Task to complete: Could you give the data below again exactly, apart from the pictures?

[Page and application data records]
=== Begin Enclosure ===

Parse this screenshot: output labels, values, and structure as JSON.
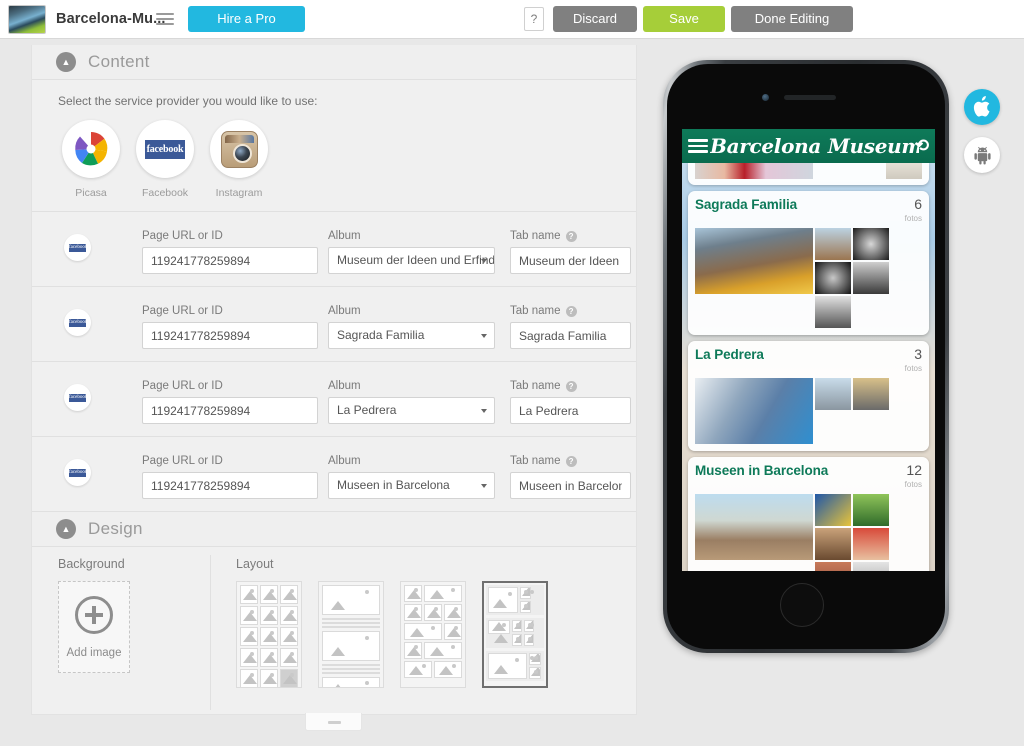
{
  "topbar": {
    "site_title": "Barcelona-Mu...",
    "menu_icon": "hamburger-icon",
    "hire_pro_label": "Hire a Pro",
    "help_label": "?",
    "discard_label": "Discard",
    "save_label": "Save",
    "done_label": "Done Editing",
    "colors": {
      "hire_pro": "#22b8e0",
      "save": "#a6ce39",
      "neutral": "#808080"
    }
  },
  "content_section": {
    "title": "Content",
    "collapse_icon": "chevron-up-icon",
    "prompt": "Select the service provider you would like to use:",
    "providers": [
      {
        "name": "Picasa",
        "icon": "picasa-icon"
      },
      {
        "name": "Facebook",
        "icon": "facebook-icon"
      },
      {
        "name": "Instagram",
        "icon": "instagram-icon"
      }
    ],
    "field_labels": {
      "url": "Page URL or ID",
      "album": "Album",
      "tab": "Tab name",
      "help_icon": "question-mark-icon"
    },
    "rows": [
      {
        "provider_icon": "facebook-icon",
        "url": "119241778259894",
        "album": "Museum der Ideen und Erfind",
        "tab": "Museum der Ideen und"
      },
      {
        "provider_icon": "facebook-icon",
        "url": "119241778259894",
        "album": "Sagrada Familia",
        "tab": "Sagrada Familia"
      },
      {
        "provider_icon": "facebook-icon",
        "url": "119241778259894",
        "album": "La Pedrera",
        "tab": "La Pedrera"
      },
      {
        "provider_icon": "facebook-icon",
        "url": "119241778259894",
        "album": "Museen in Barcelona",
        "tab": "Museen in Barcelona"
      }
    ]
  },
  "design_section": {
    "title": "Design",
    "collapse_icon": "chevron-up-icon",
    "background_label": "Background",
    "add_image_label": "Add image",
    "add_icon": "plus-circle-icon",
    "layout_label": "Layout",
    "layouts": [
      {
        "name": "grid-3-column",
        "selected": false
      },
      {
        "name": "single-column-large",
        "selected": false
      },
      {
        "name": "mixed-rows",
        "selected": false
      },
      {
        "name": "masonry-blocks",
        "selected": true
      }
    ]
  },
  "panel_handle": {
    "icon": "collapse-handle-icon"
  },
  "preview": {
    "device": "iphone",
    "app": {
      "menu_icon": "hamburger-icon",
      "title": "Barcelona Museum",
      "refresh_icon": "refresh-icon",
      "header_color": "#0e7a59",
      "albums": [
        {
          "title": "Sagrada Familia",
          "count": "6",
          "count_label": "fotos"
        },
        {
          "title": "La Pedrera",
          "count": "3",
          "count_label": "fotos"
        },
        {
          "title": "Museen in Barcelona",
          "count": "12",
          "count_label": "fotos"
        }
      ]
    }
  },
  "platform_switch": [
    {
      "name": "apple",
      "icon": "apple-icon",
      "glyph": "",
      "active": true,
      "color": "#22b8e0"
    },
    {
      "name": "android",
      "icon": "android-icon",
      "glyph": "⚙",
      "active": false,
      "color": "#ffffff"
    }
  ]
}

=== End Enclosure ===

Exercise result:
Parse this screenshot: output labels, values, and structure as JSON.
{
  "topbar": {
    "site_title": "Barcelona-Mu...",
    "menu_icon": "hamburger-icon",
    "hire_pro_label": "Hire a Pro",
    "help_label": "?",
    "discard_label": "Discard",
    "save_label": "Save",
    "done_label": "Done Editing",
    "colors": {
      "hire_pro": "#22b8e0",
      "save": "#a6ce39",
      "neutral": "#808080"
    }
  },
  "content_section": {
    "title": "Content",
    "collapse_icon": "chevron-up-icon",
    "prompt": "Select the service provider you would like to use:",
    "providers": [
      {
        "name": "Picasa",
        "icon": "picasa-icon"
      },
      {
        "name": "Facebook",
        "icon": "facebook-icon"
      },
      {
        "name": "Instagram",
        "icon": "instagram-icon"
      }
    ],
    "field_labels": {
      "url": "Page URL or ID",
      "album": "Album",
      "tab": "Tab name",
      "help_icon": "question-mark-icon"
    },
    "rows": [
      {
        "provider_icon": "facebook-icon",
        "url": "119241778259894",
        "album": "Museum der Ideen und Erfind",
        "tab": "Museum der Ideen und"
      },
      {
        "provider_icon": "facebook-icon",
        "url": "119241778259894",
        "album": "Sagrada Familia",
        "tab": "Sagrada Familia"
      },
      {
        "provider_icon": "facebook-icon",
        "url": "119241778259894",
        "album": "La Pedrera",
        "tab": "La Pedrera"
      },
      {
        "provider_icon": "facebook-icon",
        "url": "119241778259894",
        "album": "Museen in Barcelona",
        "tab": "Museen in Barcelona"
      }
    ]
  },
  "design_section": {
    "title": "Design",
    "collapse_icon": "chevron-up-icon",
    "background_label": "Background",
    "add_image_label": "Add image",
    "add_icon": "plus-circle-icon",
    "layout_label": "Layout",
    "layouts": [
      {
        "name": "grid-3-column",
        "selected": false
      },
      {
        "name": "single-column-large",
        "selected": false
      },
      {
        "name": "mixed-rows",
        "selected": false
      },
      {
        "name": "masonry-blocks",
        "selected": true
      }
    ]
  },
  "panel_handle": {
    "icon": "collapse-handle-icon"
  },
  "preview": {
    "device": "iphone",
    "app": {
      "menu_icon": "hamburger-icon",
      "title": "Barcelona Museum",
      "refresh_icon": "refresh-icon",
      "header_color": "#0e7a59",
      "albums": [
        {
          "title": "Sagrada Familia",
          "count": "6",
          "count_label": "fotos"
        },
        {
          "title": "La Pedrera",
          "count": "3",
          "count_label": "fotos"
        },
        {
          "title": "Museen in Barcelona",
          "count": "12",
          "count_label": "fotos"
        }
      ]
    }
  },
  "platform_switch": [
    {
      "name": "apple",
      "icon": "apple-icon",
      "glyph": "",
      "active": true,
      "color": "#22b8e0"
    },
    {
      "name": "android",
      "icon": "android-icon",
      "glyph": "⚙",
      "active": false,
      "color": "#ffffff"
    }
  ]
}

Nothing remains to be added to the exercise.